Words by Bengi-Sue Sirin.
Taking my seat for Gregory Maqoma’s ‘Cion’, I am not sure what to expect. I have read through the programme that was emailed to all ticketholders (thank you Barbican — environment and budget-friendly!) and taken on board the two choreographic starting points: Maurice Ravel’s musical composition Bolero; and South African author Zakes Mda’s fictional character Toloki. Having googled Toloki, I know he’s a professional mourner. So I know the piece explores death. But I can only speculate on the format ‘Cion’ will be presented in; a linear narrative, like a story, or an accumulation of parts, like Ravel’s score? Dance often surprises me during a piece, but it is unusual for me to feel so in the dark before it begins.
We are kept in the literal dark for longer than we are used to. The only sensory stimulant is sound.
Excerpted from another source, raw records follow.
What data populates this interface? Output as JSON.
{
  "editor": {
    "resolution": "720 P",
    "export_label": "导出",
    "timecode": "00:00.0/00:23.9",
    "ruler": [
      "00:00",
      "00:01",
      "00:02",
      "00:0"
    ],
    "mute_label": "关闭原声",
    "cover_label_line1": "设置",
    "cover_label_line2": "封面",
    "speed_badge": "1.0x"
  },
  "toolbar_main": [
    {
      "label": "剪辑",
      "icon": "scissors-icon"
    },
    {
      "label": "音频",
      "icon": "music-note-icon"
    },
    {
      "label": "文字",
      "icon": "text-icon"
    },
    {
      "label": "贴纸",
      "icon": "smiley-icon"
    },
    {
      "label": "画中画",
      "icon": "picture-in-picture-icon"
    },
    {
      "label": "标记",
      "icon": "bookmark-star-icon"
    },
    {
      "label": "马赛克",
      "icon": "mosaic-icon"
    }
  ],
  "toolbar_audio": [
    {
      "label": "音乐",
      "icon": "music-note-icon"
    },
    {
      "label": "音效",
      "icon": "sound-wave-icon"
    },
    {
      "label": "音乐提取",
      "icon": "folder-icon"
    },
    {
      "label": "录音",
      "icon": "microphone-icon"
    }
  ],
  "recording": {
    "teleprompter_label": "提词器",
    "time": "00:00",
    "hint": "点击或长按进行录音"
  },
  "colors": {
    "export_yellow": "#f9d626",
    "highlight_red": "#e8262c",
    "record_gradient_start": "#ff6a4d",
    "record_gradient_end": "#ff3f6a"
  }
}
Someone cries, in the unrestrained way unique to loss. As crying becomes sobbing, a dim and dispassionate central spotlight slowly illuminates the mourner, who is kneeling amongst graves marked by simple — but powerful — wooden crosses. We are watching a human being whose dignity has been razed by grief.
Fast forward to a groupwork section. Dancers are clumped together within an invisible parameter, tethered to the leadership of Gregory Maqoma’s Toloki. They move as one frenzied flurry, following Maqoma’s every reach with hyper-sensitive darts of movement. They gobble, cackle, and babble in phantasmic impulses. Such senselessness portrays these eight as ‘possessed by spirits,’ in keeping with the character description in the programme.
A little later comes a fragment of storyline, danced to Nhlanhla Mahlangu’s acapella quartet repeating ‘VOH MM-MMM.’ The protagonist is a woman, narrating the anguish, despair and frustration of bereavement by abandoning her body to swirls, sways, kicks, jerks, shudders and collapse. She removes her gloves (the same that the eight spirits wear) and hurls them at Toloki and his pack, defying any connection with them. Something about their presence maddens her; perhaps she feels they are to blame for the death, or that they impinge on the grieving process? Whether she likes it or not, the consistent ‘VOH MM-MMM’ rhythm contains the woman and these spirits together in one chapter. The difference is that rather than plot, we are served emotion. Maqoma makes desolation visceral, tangible.
Building like Bolero, the final section of ‘Cion’ throws more strands of death into the mix. We hear it in the dancers’ tap shoes, as even-rhythmed footwork evokes the hammering of nails into a coffin. We see it in the set and costumes, with a mountainous backdrop creeping right to the top of the high-ceilinged Barbican stage, rendering us at the bottom, in hellish depths; and bounty hunter black lace dresses and robes, with steampunk hats tilted like Liza Minelli in Cabaret. We feel it in the whirls of the yellow, tiger-striped lighting which encircles the dancers in a clump once again, no longer discordant, but harmonious. The choreography indicates that these spirits are at rest.
So, what of it? One thing is certain: reading ‘Cion’ in an ‘order’ confuses the point. Don’t seek a storyline just because it is inspired by a novel. This shift in how we think as an audience is something that Maqoma proposes in his TEDx talk. He insists that the stories that matter aren’t ‘Cinderella, Peter Pan or Snow White’ but real, human stories. Humanity, in all its unpredictability, its uncontainable dimensions of emotion, is not truthfully portrayed if compartmentalised in a Disney-like trajectory.
‘Cion’ is Maqoma’s polemic against reducing life to linearity, like a story timeline, with its beginning, middle and end. Think more of the act of building a jigsaw puzzle, where it comes together in random patches at a time. The piece’s success is in its entirety; the completeness of the jigsaw puzzle, once the final piece has been pushed in and you’re still comprehending the marvel of the picture while those around you are stood in ovation.
Images: Barbican Press.